Taiwanese President Ma Ying-jeou says he is not satisfied with the results of a live fire missile test that took place Tuesday. The timing of the drills, which coincided with Chinese President Hu Jintao’s visit to Washington, is seen as a message to the United States that the island still needs help defending itself against China.
In what was the first missile test held before the press in more than a decade, six of the 19 air-to-air or surface-to-air missiles either failed to launch or missed their target. According to the Associated Press, one missile, an RIM-7M Sparrow, “cascaded harmlessly into the South China Sea less than 30 seconds after launch.”
Analysts have raised questions about the timing and publicity of the missile tests. The New York Times reports that those familiar with the situation in Taiwan considered it coincidental that the test occurred immediately before President Hu and President Obama's meeting in Washington. Government officials told the Times that the test was planned before Hu’s trip was announced.

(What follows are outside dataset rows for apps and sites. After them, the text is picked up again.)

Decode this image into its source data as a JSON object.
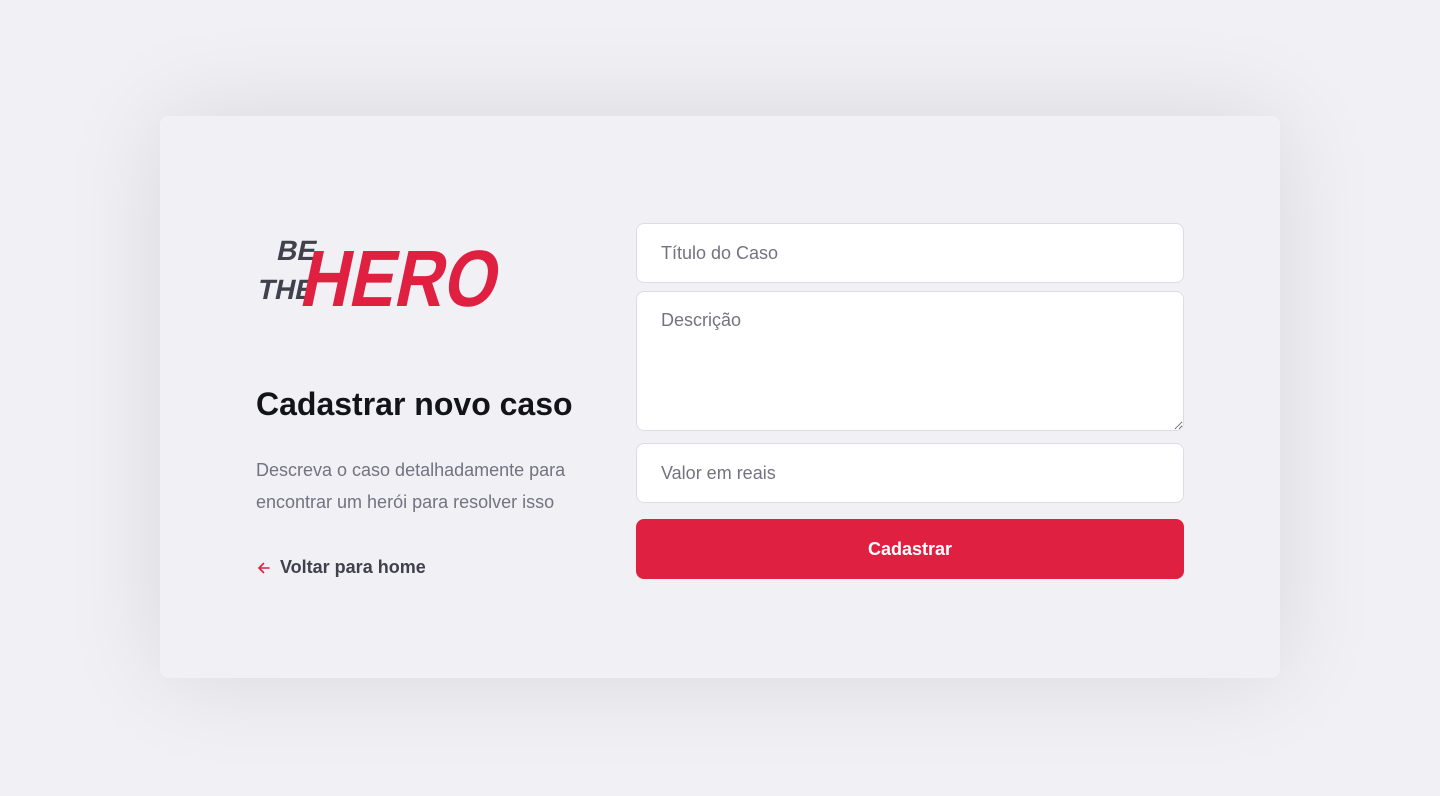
{
  "colors": {
    "background": "#f0f0f5",
    "brand": "#e02041",
    "logo_dark": "#41414d",
    "heading": "#13131a",
    "muted_text": "#737380",
    "input_border": "#dcdce6"
  },
  "logo": {
    "small_line_1": "BE",
    "small_line_2": "THE",
    "big_word": "HERO"
  },
  "page": {
    "title": "Cadastrar novo caso",
    "description": "Descreva o caso detalhadamente para encontrar um herói para resolver isso",
    "back_link": {
      "icon": "arrow-left-icon",
      "label": "Voltar para home"
    }
  },
  "form": {
    "title_field": {
      "placeholder": "Título do Caso",
      "value": ""
    },
    "description_field": {
      "placeholder": "Descrição",
      "value": ""
    },
    "value_field": {
      "placeholder": "Valor em reais",
      "value": ""
    },
    "submit_label": "Cadastrar"
  }
}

Yet, a Taiwanese defense official told the BBC said that the tests were meant to remind the US that despite Taiwan’s growing economic ties with Beijing, it still needed defense support from Washington – and to warn China against any aggression. He said that Taiwan was developing its own advanced missiles, which would be able to reach military bases and airports on China's east coast. However, the island depends on the US for advanced weapons.
But while Taiwan is hoping the US will help Taiwan close its defense gap with China, the US needs China's help on a number of issues, including North Korea.
According to AP, President Ma has been criticized in Taiwan for prioritizing reconciliation with the mainland over national defense and for focusing funds more on disaster preparation and relief and less on defense. His attendance at the drill was seen as an "about face," according to the Times.
"I'm not satisfied with the results," Ma told reporters after the missile drills. "I hope the military will find out the reasons and improve its training."
"[The failed missiles] may be tested again during another drill to be held in the second half of this year, but no final decision has been made," the official told AFP on condition of anonymity.
Taiwan has been independently ruled since 1949, but China continues to claim the island as part of its territory and has not renounced the use of force to achieve unification.
China’s successful test of the J-20 stealth fighter jet last week fueled fears in Taipei that China could turn its guns toward Taiwan.
“The Chinese J-20 stealth fighter is meant to be used as a first-strike force against Taiwan,” York Chen, an associate professor at the Graduate Institute of International Affairs and Strategic Studies at Tamkang University told the Taipei Times. “Japan is not its target, nor is Guam.”
Taiwan would like the US to sell it 66 F-16 jet fighters, which it hopes might serve to deter any air threats from China. Strong Chinese opposition to the sale of weapons to Taiwan, however, has kept Washington from making any commitments to the jet sale. Hu’s trip to the US this week added to Taiwanese concerns that Beijing will prevent future arms sales.
“The Taiwan government may be using this exercise to send a message to the US that its air defense is facing mounting pressure as China continues to develop the new generation of fighter jets,” defense expert Wang Kao-cheng of Taipei's Tamkang University told the Associated Press.